Home Morning Commentary Morning Commentary – Happy New Year’s

0 330

All of us at Trading Advantage would like to wish all of you a very Happy (and safe) New Year!  We had a wonderful time meeting all of our new clients, while continuing to educate everyone whether they thought they were beginners or old souls.  We certainly believe that 2018 will be even better.

Staying with yesterday’s theme of economic data, today we will look at the Chicago PMI and more.  

The Chicago PMI is a diffusion index, which means that anything above 50.0 is gaining strength, while anything below 50.0 is losing strength.  From Econoday we read: Chicago’s PMI sample ends an enormously strong year at a 6-1/2 year high, rising 3.7 points in December to 67.6. Production is at a 34-year high while new orders are at a less spectacular but still very striking 3-1/2 year high. One area not improving, however, is employment which is losing ground as members of the sample are having difficulty finding candidates. Lack of employment growth is of special note and has been cited by the Federal Reserve’s Beige Book as a risk to continued business expansion. Signs of overheating are evident in this report which includes respondents from Chicago’s manufacturing and non-manufacturing sectors.

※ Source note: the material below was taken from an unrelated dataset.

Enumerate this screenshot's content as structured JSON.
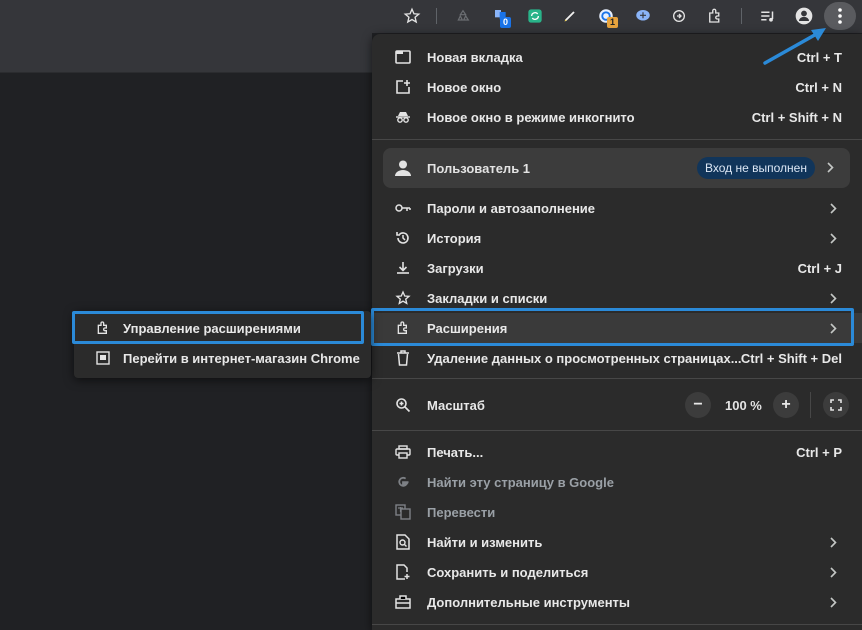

For the storage data week of Dec 22nd, the government said that natural gas supply declined by -112 billion cubic feet.  This was the 6th weekly drawdown of supply, while demand is certainly increasing with the current arctic blast that is strangling the country.  The price of “Nat Gas” certainly went up Thursday, but didn’t explode.  Will that happen Friday, or next week, with the sub-zero temps?

Oil supply data were similar, with a wrinkle.  Overall oil supply declined by -4.6 Mln barrels, but expectations were a drop of ~ 6.0 Mln barrels. Oil prices do not normally rise or fall with the temperature, unless the weather is really beyond normal temperatures…and heating oil supplies are falling.

Although it’s as cold as ice out there this week, the weekly change of “distillates” (heating oil) supplies were nearly 50% higher than expected.  When this is reported, it should be heeded.


Leave a Reply